Guest Additions is designed to marry common tasks between the Guest and Host operating systems so that your life as a VirtualBox user is easier.
Let’s say you’re running Windows 7 on the computer that has the VirtualBox installation and you want to install a Windows 8.1 VM in VirtualBox with Guest Additions.
The Windows 7 computer is called the Host machine because all your VMs are running inside it. And the VMs are the Guest machines, in this case, Windows 8.1 is your Guest OS.
If this get’s confusing just imagine you were organizing a dinner party at home for your friends. You are the dinner host and your friends are the guests because they are inside your home. In the same way, your physical (real) PC is the Host and the virtual computers sitting around your dinner table are the Guests.
Benefits of Guest Additions
Guest Additions allows you to do a bunch of cool stuff.
For example, with Guest Additions, you no longer have to press funky key combinations to release the keyboard and mouse.
Without Guest Additions, you have to press the Host Key every time you want to liberate your mouse pointer from the VM. I have to press Ctrl + i on my Windows 7 Host OS every time I want to free the mouse; Guest Additions fixes this annoying problem.
In addition, you get Shared Folders. This is my favorite. With Shared Folders you can easily transfer files from the Host OS to the Guest OS and vice versa. The shared folders on the Host OS show up in the Network Locations of your Guest OS.
There are also a few other perks with Guest Additions such as having the Guest machines system time automatically synchronized with the Host. You’ll also get the ability to share the clipboard so you can copy and paste stuff between computers.
Installing Guest Additions
You might be flummoxed if you open VirtualBox, click Devices and go to Install Guest Additions…
That’s because there’s no visible indication that anything happened after you click Install Guest Additions.
Here’s what you need to do:
Open up My Computer either by pressing the Windows Key + e or clicking the File Explorer icon in the taskbar.
Double-click the VirtualBox Guest Additions drive and you’ll see all the files required to run Guest Additions.
If you’re running a 64bit version of Windows 8.1, choose VBoxWindowsAdditions-amd64; otherwise, choose the x86 (32bit) option. If you’re not sure what version you’re running you can easily enter a command at the command prompt to find out.
I’m running Windows 8.1 32bit so I chose the x86 option
Once you click the file the Guest Additions installation wizard will show up.
Pick your file location and click Next
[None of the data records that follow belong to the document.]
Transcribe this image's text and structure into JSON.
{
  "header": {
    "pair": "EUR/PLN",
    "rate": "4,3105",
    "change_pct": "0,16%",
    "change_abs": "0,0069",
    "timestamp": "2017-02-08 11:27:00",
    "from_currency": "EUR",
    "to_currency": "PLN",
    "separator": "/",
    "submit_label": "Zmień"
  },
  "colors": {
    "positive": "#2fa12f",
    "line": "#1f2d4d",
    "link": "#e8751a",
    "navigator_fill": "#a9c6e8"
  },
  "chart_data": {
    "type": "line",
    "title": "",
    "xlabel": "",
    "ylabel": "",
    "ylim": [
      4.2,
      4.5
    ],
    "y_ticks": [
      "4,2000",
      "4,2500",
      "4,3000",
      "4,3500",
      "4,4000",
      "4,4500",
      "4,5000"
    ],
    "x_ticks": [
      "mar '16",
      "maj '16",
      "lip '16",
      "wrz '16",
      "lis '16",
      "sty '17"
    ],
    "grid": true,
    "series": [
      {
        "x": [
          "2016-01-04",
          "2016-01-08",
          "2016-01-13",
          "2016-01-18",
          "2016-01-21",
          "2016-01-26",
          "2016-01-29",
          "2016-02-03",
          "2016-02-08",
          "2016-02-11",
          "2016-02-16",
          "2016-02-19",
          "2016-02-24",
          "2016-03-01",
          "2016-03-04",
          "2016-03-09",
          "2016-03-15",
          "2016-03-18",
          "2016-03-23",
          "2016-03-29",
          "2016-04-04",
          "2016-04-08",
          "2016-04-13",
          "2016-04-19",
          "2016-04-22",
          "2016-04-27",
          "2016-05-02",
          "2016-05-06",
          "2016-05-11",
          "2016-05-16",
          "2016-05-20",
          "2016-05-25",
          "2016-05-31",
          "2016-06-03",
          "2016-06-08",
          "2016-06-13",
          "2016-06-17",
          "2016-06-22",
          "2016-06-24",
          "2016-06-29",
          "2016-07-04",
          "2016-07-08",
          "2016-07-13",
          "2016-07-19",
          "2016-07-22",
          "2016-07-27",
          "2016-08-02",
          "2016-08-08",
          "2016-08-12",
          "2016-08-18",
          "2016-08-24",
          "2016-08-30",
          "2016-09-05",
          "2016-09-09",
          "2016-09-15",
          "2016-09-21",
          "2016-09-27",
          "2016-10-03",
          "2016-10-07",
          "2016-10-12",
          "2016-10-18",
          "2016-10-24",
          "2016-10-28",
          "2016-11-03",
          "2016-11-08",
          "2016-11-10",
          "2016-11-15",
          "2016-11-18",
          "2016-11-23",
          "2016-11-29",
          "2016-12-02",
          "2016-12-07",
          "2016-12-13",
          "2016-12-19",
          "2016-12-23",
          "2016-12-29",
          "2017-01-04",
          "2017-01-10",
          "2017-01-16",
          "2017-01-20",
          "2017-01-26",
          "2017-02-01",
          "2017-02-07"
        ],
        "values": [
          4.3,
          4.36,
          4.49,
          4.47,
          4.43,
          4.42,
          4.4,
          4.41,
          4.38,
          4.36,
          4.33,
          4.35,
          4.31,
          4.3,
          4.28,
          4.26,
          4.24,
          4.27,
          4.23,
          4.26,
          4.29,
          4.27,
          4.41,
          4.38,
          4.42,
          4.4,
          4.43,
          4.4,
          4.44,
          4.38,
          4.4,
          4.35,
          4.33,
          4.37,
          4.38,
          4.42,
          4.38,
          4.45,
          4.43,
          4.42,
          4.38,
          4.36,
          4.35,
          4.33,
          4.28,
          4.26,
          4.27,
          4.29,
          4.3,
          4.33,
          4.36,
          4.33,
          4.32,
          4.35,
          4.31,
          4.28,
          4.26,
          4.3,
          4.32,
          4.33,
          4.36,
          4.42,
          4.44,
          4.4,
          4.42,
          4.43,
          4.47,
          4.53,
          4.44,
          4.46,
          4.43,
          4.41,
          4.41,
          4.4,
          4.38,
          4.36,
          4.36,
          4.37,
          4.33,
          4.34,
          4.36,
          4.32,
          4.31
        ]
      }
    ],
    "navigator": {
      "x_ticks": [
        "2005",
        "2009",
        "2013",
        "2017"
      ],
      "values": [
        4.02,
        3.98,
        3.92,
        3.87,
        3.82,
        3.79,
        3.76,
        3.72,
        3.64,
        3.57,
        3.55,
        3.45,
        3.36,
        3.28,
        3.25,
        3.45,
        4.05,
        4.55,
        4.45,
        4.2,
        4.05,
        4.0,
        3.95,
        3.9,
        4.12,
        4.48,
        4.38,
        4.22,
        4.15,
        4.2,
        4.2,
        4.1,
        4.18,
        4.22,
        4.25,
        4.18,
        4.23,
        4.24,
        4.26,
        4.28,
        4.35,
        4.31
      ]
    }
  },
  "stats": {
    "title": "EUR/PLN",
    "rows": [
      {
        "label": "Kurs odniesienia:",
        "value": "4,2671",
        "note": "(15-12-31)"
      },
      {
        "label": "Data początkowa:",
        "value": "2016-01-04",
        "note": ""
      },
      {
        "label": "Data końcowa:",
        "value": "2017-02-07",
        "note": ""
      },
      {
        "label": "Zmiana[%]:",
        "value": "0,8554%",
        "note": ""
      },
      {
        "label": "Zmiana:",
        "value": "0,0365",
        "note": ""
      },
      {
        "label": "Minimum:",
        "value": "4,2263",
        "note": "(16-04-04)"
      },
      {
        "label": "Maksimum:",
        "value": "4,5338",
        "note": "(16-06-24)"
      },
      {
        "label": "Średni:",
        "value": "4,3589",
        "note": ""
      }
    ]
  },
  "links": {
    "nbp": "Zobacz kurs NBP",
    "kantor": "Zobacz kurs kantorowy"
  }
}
The installation kicks off and completes in a matter of seconds.
Finish up and reboot
After the Guest OS returns, sign-in and click the tray in the bottom right corner to confirm it exists.
Now when you click the Devices menu in VirtualBox all the options for Shared Clipboard, Shared Folders and Drag ‘n’ Drop work!
Don’t you just love virtual machines?